The decision to switch from Michelin to Hankook as spec tyre supplier for 2022 will trigger a major change in vehicle dynamic optimisation for Formula E teams.
According to The Race’s Formula E technical consultant Peter McCool, Hankook’s successful tender for the three-season long Gen3 tyre deal will bring a significant clean slate to the all-electric championship’s competitors vehicle dynamic management.
Hankook was chosen ahead of long-term Formula E supplier Michelin in a shock move that was confirmed in July by the FIA.
The official tender apart, the choice is mostly seen as a political and commercial one, and comes after significant activity in moving Formula E into South Korea with a long-term agreement in place for a Seoul E-Prix.
Additionally, Hyundai/KIA officials are known to have visited previous E-Prix and held casual talks, with a view to a potential future involvement in the championship as part of their company’s global motorsport programme.
“From a technical perspective there should be no advantage or disadvantage to a team from having to change and adapt to a different tyre, but it will create a collective rethink,” says McCool.
“Some current teams will have had established and close links with Michelin from other categories of motorsport prior to FE.
“This would have given them a slight political advantage and possibly a better technical understanding of the Michelin tyres. This will now be a reset situation and all teams will have to start from the same position.”
The current Michelin tyre is based closely on its top road car tyres and is not a motorsport-optimised tyre, Hankook is expected to do the same and should have no problem in accomplishing such a strategy.
Because all teams use the same tyre there is no obvious need for Hankook to push the technical boundaries of tyre performance, and the company should easily be able to deliver a safe and useable tyre for all FE teams, according to McCool.
“Hankook do not have as much experience of top flight motorsport as Michelin,” says McCool. “But this should not be a problem. They have worked in DTM with a heavier and more powerful car than in FE. They have also raced in F3 where the car performance is more closely related to that of a FE car, so they are actually pretty well equipped for the programme.”
McCool believes that key initial tyre data will be one of the key areas which manufacturers will concentrate on when they receive their new Gen3 packages at the start of 2022.
“The teams always struggle to get accurate tyre data that they can accurately use in their lap simulation software,” says McCool.

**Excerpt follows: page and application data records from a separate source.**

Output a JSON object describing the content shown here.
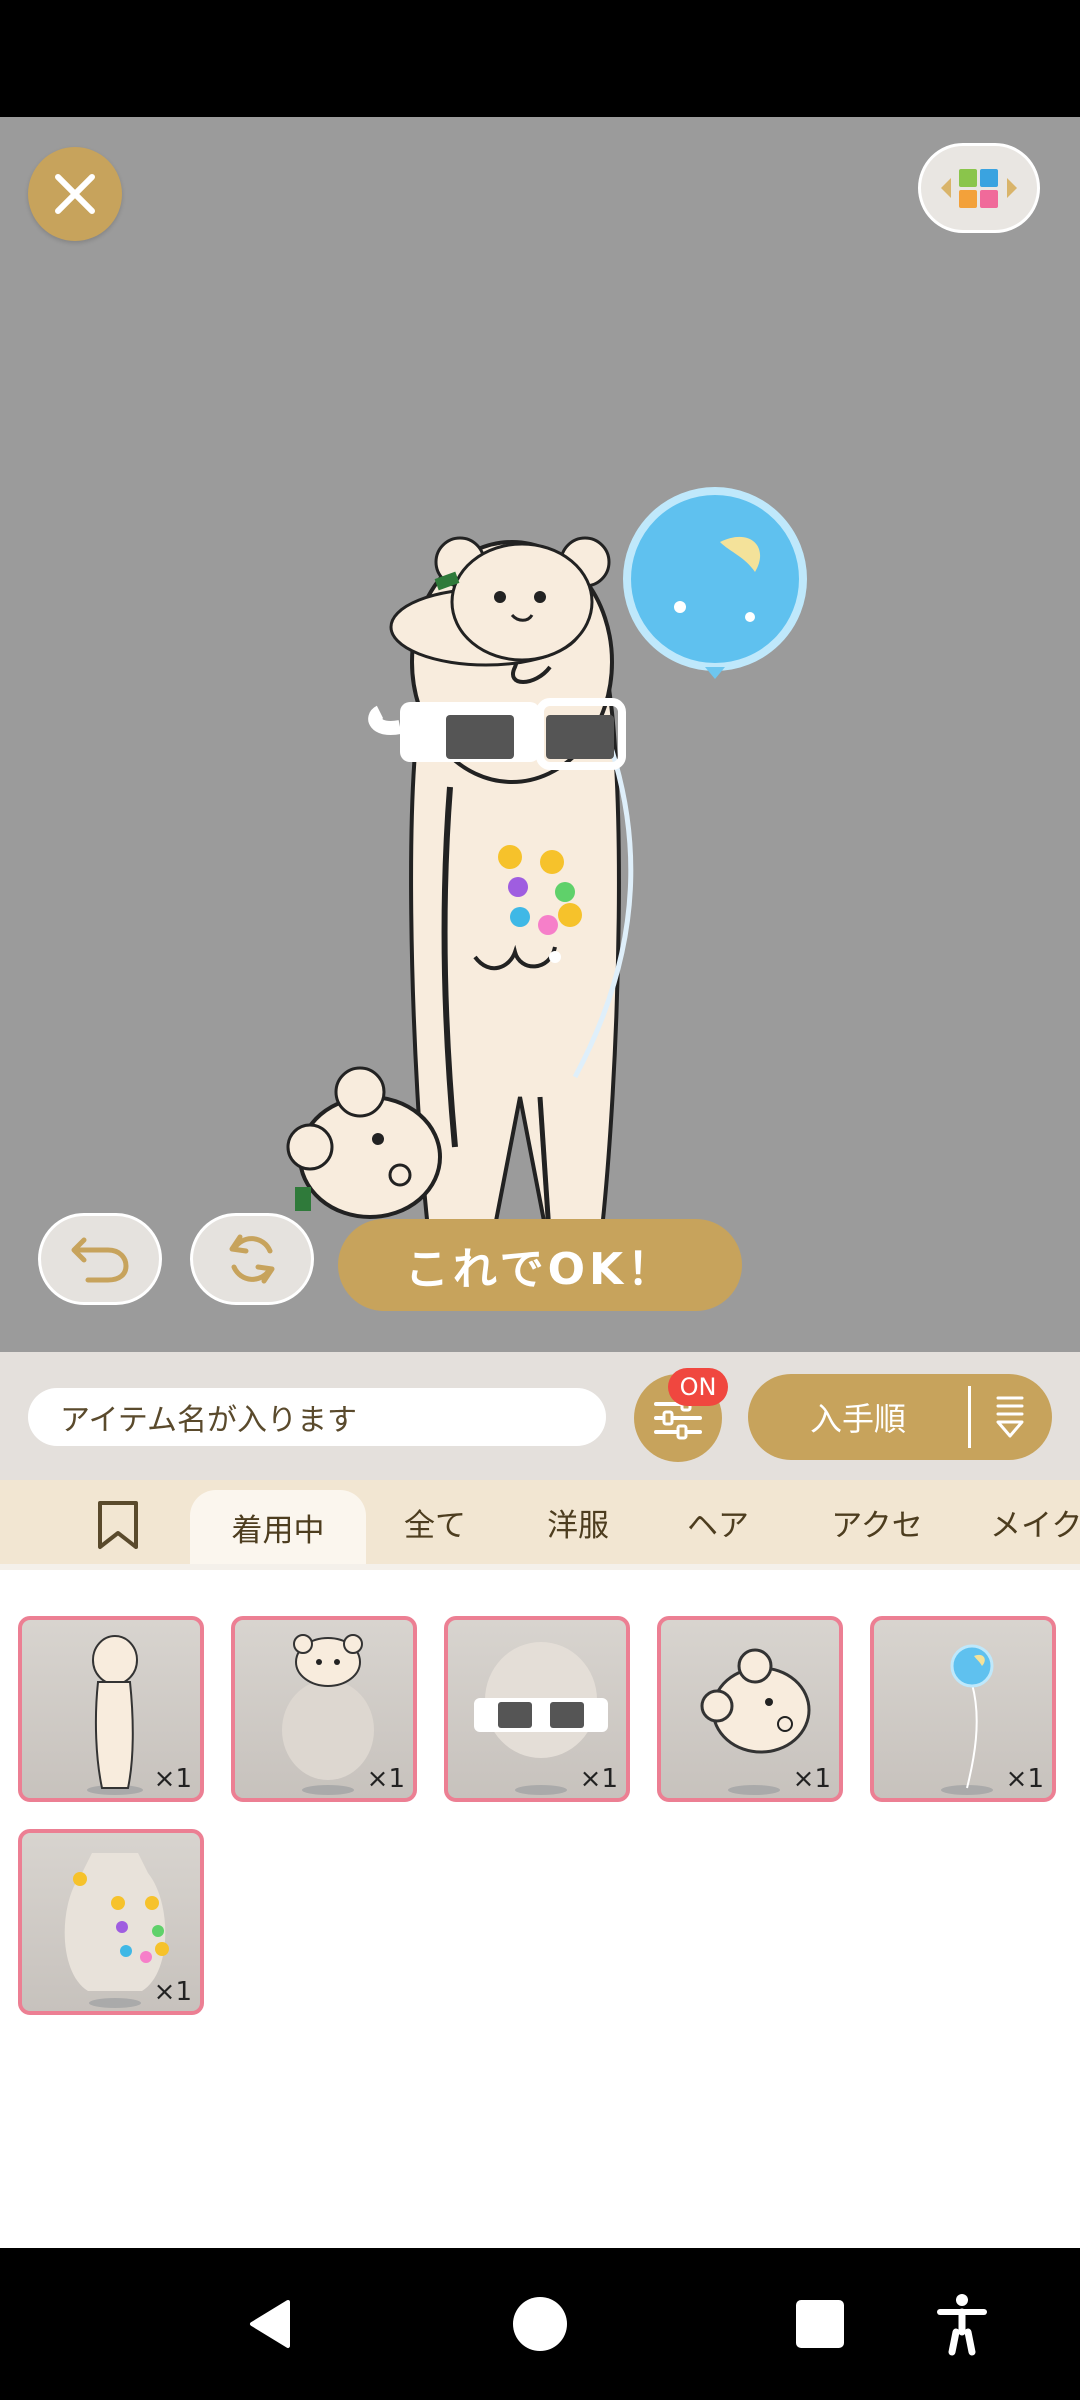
{
  "stage": {
    "ok_label": "これでOK！"
  },
  "toolbar": {
    "search_placeholder": "アイテム名が入ります",
    "filter_badge": "ON",
    "sort_label": "入手順"
  },
  "tabs": [
    {
      "label": "着用中",
      "active": true
    },
    {
      "label": "全て"
    },
    {
      "label": "洋服"
    },
    {
      "label": "ヘア"
    },
    {
      "label": "アクセ"
    },
    {
      "label": "メイク"
    }
  ],
  "items": [
    {
      "name": "body",
      "count": "×1"
    },
    {
      "name": "bear-on-head",
      "count": "×1"
    },
    {
      "name": "sunglasses",
      "count": "×1"
    },
    {
      "name": "bear-plush",
      "count": "×1"
    },
    {
      "name": "balloon",
      "count": "×1"
    },
    {
      "name": "ribbon-necklace",
      "count": "×1"
    }
  ],
  "colors": {
    "accent_gold": "#c7a35c",
    "badge_red": "#f0473f",
    "item_border": "#ec7f93",
    "stage_bg": "#9b9b9b"
  }
}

“Even if a manufacturer gives them best fit ‘Pacejka data’ for their tyres there is always a difference between theoretical and actual tyre performance in the vehicle simulation models that the teams have to resolve (and approximate).”
The teams have had several years of understanding the Michelin tyres. This will change with the new Hankook products but McCool doesn’t expect it to cause significant issues.

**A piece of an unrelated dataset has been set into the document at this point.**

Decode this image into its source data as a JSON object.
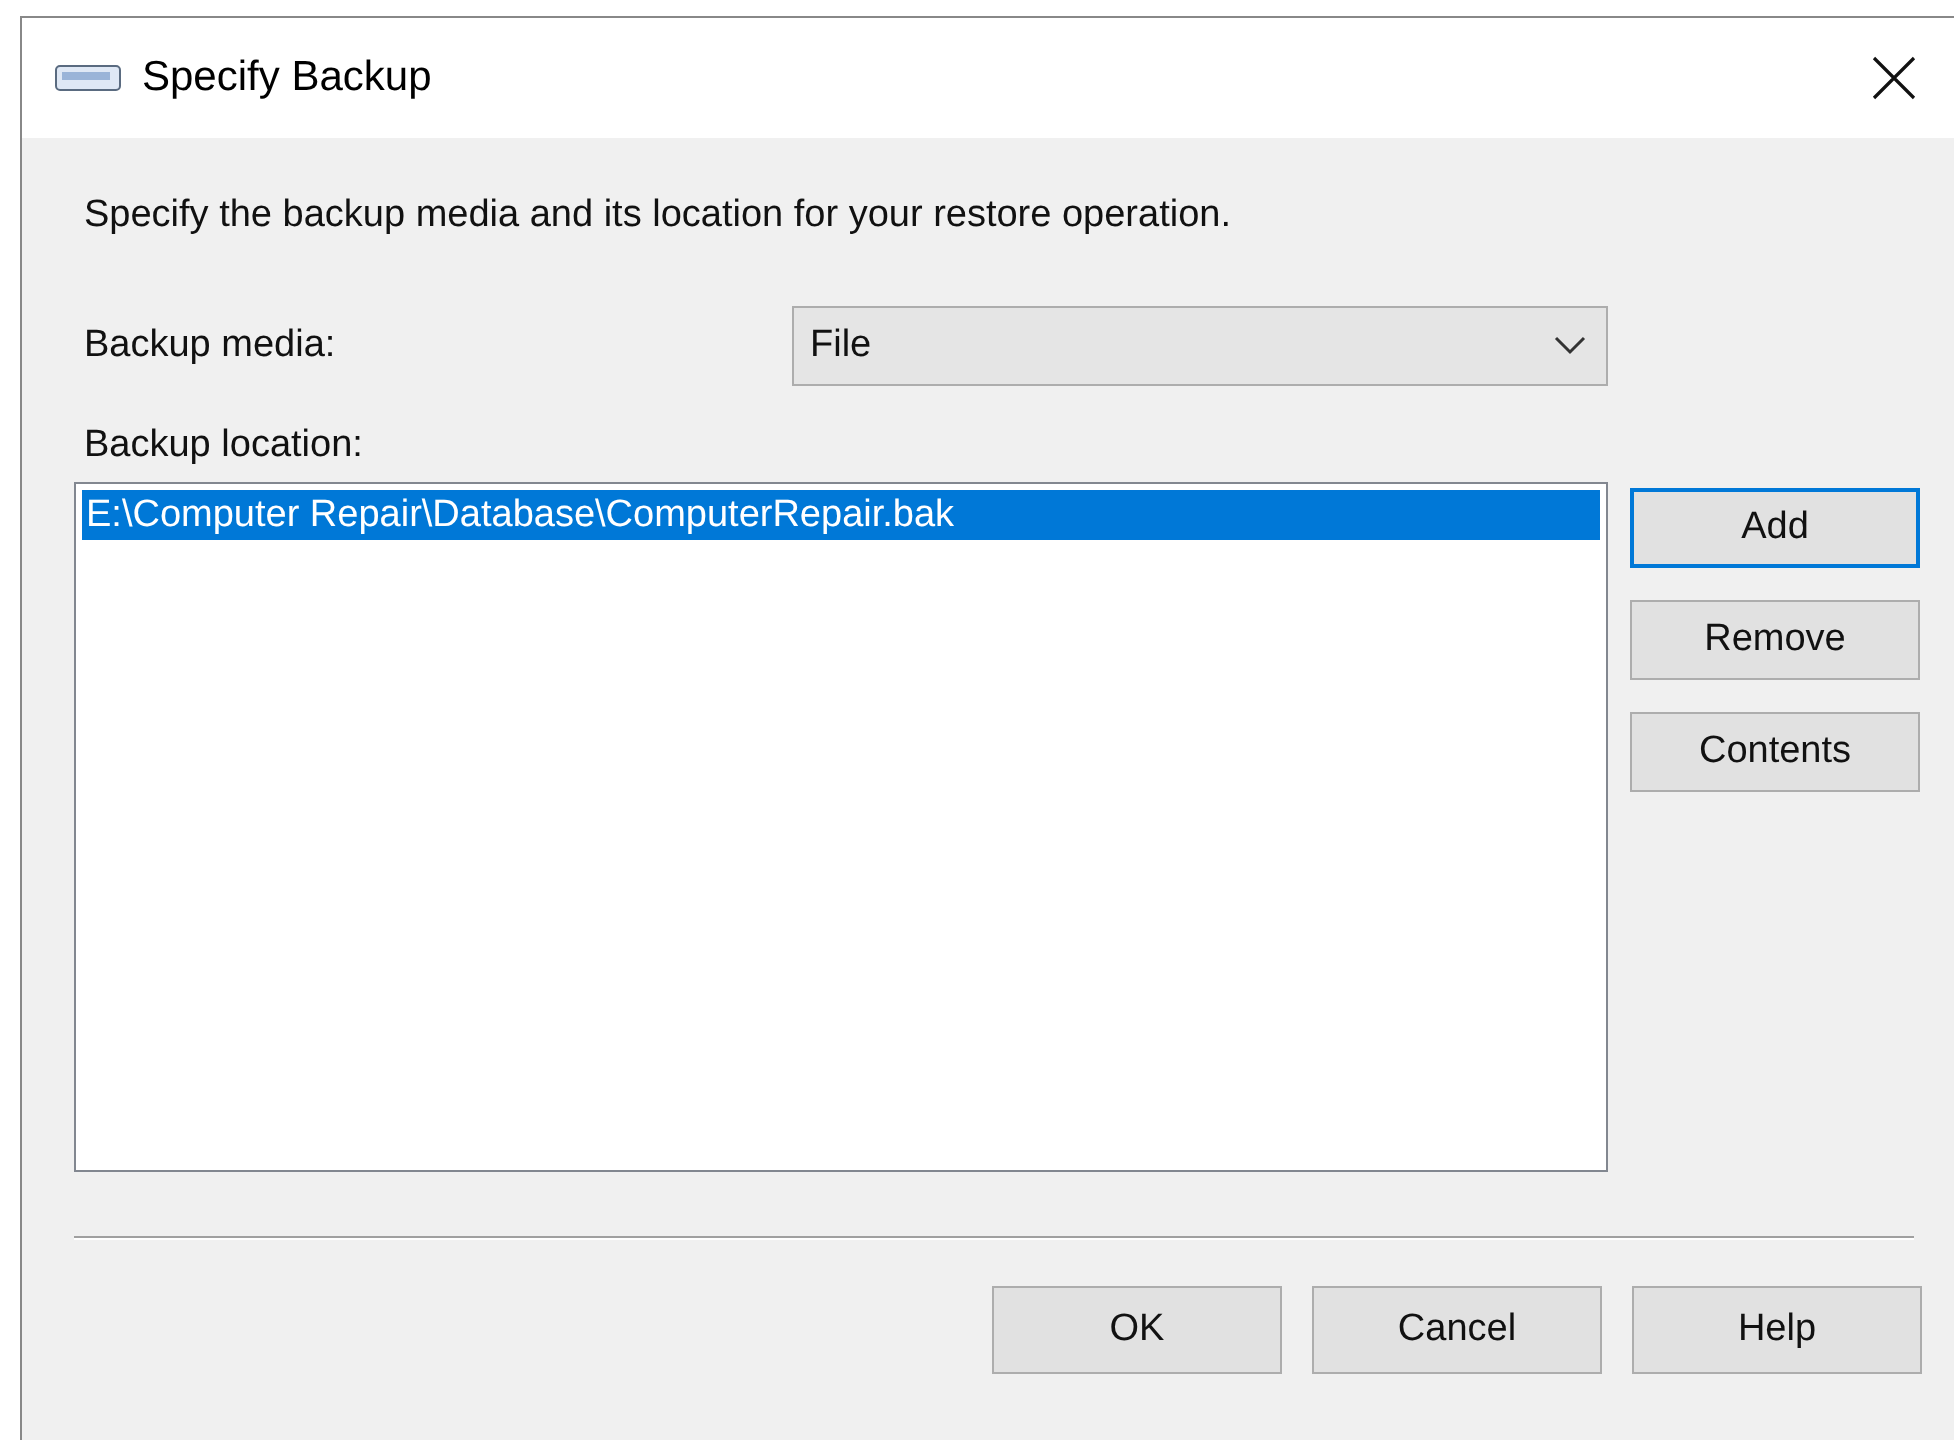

“The tyre shape and size will be very similar to the current Michelin tyre,” he says.
“The difference in construction and compounds used should not be drastically different. I expect the teams will quickly assess and understand the new Hankook tyres without any problems.
“The team that can analyses and understand the performance and performance degradation of the tyres will be able to better optimise their performance for both qualifying and race.”